- WHAT TO PRODUCE
Since pictures are not wanted in the copy, output only the rest of each record exactly.

Data excerpts:
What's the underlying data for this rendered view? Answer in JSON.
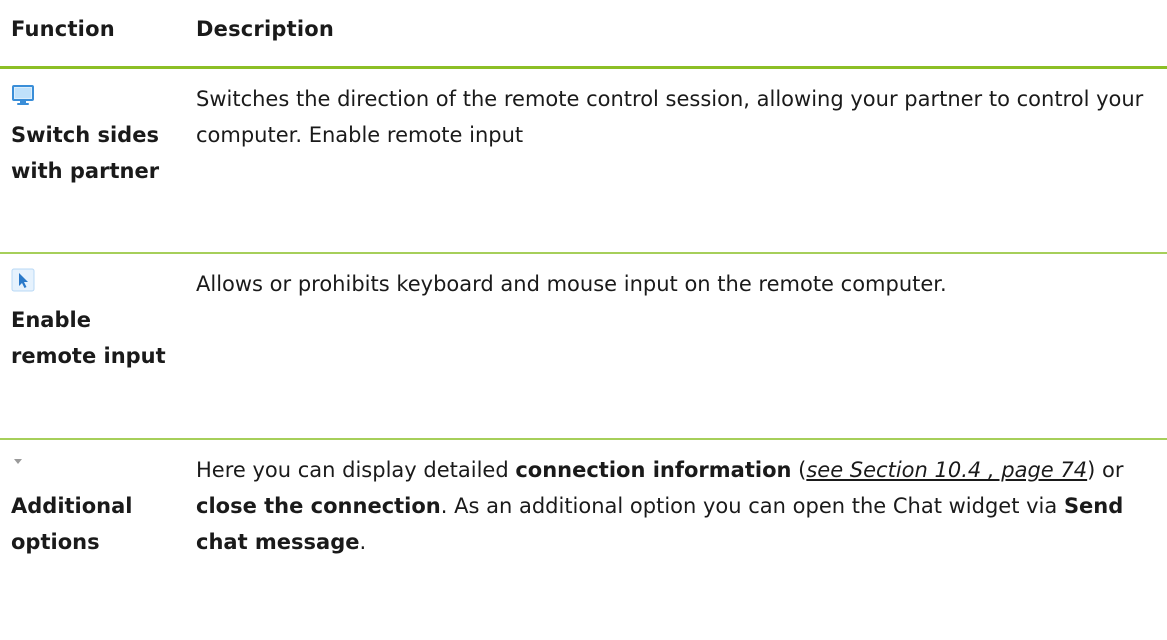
{
  "header": {
    "function_label": "Function",
    "description_label": "Description"
  },
  "rows": [
    {
      "icon": "monitor-icon",
      "function": "Switch sides with partner",
      "description": "Switches the direction of the remote control session, allowing your partner to control your computer. Enable remote input"
    },
    {
      "icon": "cursor-arrow-icon",
      "function": "Enable remote input",
      "description": "Allows or prohibits keyboard and mouse input on the remote computer."
    },
    {
      "icon": "dropdown-triangle-icon",
      "function": "Additional options",
      "description_parts": {
        "p1": "Here you can display detailed ",
        "b1": "connection information",
        "p2": " (",
        "link": "see Section 10.4 , page 74",
        "p3": ") or ",
        "b2": "close the connection",
        "p4": ". As an additional option you can open the Chat widget via ",
        "b3": "Send chat message",
        "p5": "."
      }
    }
  ],
  "colors": {
    "rule_accent": "#8cbf26",
    "icon_blue": "#3a8ed8",
    "icon_fill": "#dbeefc"
  }
}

- TASK RESPONSE
What's the underlying data for this rendered view? Answer in JSON.
{
  "header": {
    "function_label": "Function",
    "description_label": "Description"
  },
  "rows": [
    {
      "icon": "monitor-icon",
      "function": "Switch sides with partner",
      "description": "Switches the direction of the remote control session, allowing your partner to control your computer. Enable remote input"
    },
    {
      "icon": "cursor-arrow-icon",
      "function": "Enable remote input",
      "description": "Allows or prohibits keyboard and mouse input on the remote computer."
    },
    {
      "icon": "dropdown-triangle-icon",
      "function": "Additional options",
      "description_parts": {
        "p1": "Here you can display detailed ",
        "b1": "connection information",
        "p2": " (",
        "link": "see Section 10.4 , page 74",
        "p3": ") or ",
        "b2": "close the connection",
        "p4": ". As an additional option you can open the Chat widget via ",
        "b3": "Send chat message",
        "p5": "."
      }
    }
  ],
  "colors": {
    "rule_accent": "#8cbf26",
    "icon_blue": "#3a8ed8",
    "icon_fill": "#dbeefc"
  }
}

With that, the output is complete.